# App and web page records:
▼

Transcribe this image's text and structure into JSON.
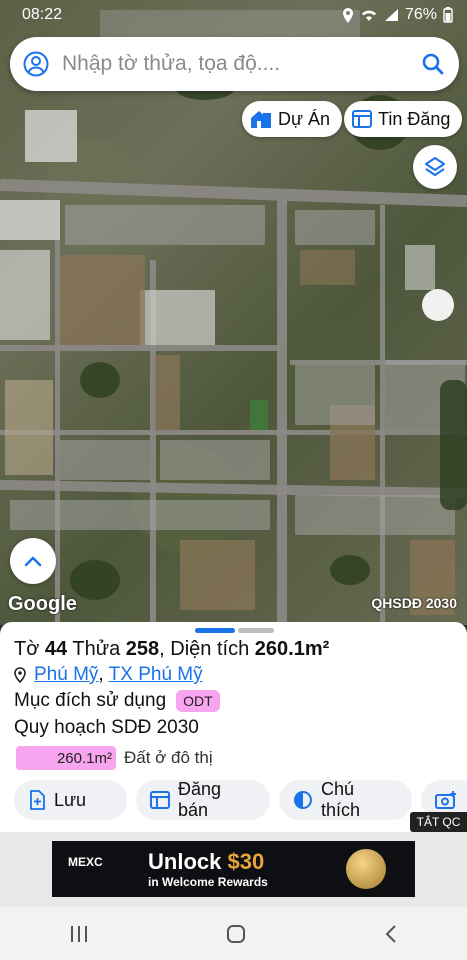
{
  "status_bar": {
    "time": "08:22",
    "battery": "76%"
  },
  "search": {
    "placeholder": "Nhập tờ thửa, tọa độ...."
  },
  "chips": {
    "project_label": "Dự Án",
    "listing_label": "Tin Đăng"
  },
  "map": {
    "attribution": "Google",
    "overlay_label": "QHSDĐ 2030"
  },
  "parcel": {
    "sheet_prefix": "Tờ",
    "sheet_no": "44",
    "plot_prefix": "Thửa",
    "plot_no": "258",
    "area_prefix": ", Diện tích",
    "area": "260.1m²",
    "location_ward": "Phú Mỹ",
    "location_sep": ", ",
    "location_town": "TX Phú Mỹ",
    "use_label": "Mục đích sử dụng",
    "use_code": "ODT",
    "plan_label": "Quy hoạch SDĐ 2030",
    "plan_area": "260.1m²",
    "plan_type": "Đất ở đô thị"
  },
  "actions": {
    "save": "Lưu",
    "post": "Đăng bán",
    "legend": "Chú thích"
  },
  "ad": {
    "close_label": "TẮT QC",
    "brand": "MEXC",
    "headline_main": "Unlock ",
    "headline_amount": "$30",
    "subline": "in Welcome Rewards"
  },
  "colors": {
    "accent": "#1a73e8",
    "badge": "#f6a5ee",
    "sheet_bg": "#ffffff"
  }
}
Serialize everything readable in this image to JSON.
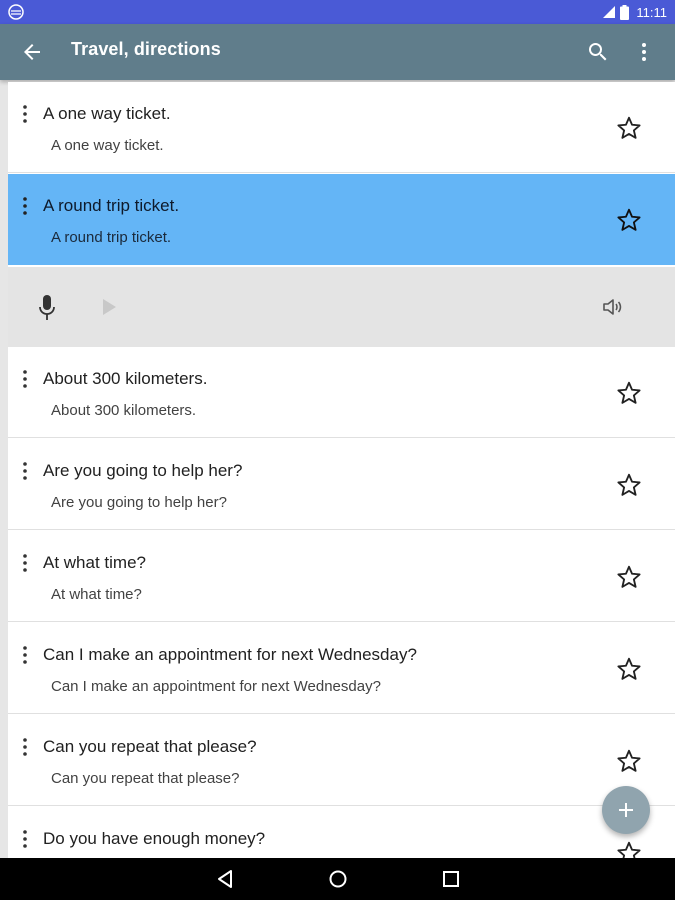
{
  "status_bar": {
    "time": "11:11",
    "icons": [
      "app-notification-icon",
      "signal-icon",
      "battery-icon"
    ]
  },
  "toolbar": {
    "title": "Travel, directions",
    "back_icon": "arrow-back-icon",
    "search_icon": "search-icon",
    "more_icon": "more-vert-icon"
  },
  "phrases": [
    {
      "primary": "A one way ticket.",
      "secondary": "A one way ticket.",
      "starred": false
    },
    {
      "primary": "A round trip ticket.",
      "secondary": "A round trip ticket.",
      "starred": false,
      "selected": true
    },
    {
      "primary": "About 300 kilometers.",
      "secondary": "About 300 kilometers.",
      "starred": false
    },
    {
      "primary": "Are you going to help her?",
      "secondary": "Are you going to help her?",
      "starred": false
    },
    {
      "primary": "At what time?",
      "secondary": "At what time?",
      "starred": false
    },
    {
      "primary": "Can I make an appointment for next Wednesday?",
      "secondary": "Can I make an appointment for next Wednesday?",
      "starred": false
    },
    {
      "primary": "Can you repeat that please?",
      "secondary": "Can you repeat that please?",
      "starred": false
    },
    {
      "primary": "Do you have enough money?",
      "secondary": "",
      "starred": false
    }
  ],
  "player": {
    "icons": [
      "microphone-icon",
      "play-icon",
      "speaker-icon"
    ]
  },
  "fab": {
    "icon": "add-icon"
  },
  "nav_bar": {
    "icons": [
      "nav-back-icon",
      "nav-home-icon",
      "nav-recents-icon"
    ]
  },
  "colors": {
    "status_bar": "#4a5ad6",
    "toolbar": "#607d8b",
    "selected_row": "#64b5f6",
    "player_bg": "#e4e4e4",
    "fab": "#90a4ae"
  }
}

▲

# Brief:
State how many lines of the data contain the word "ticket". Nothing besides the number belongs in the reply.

# Response box:
4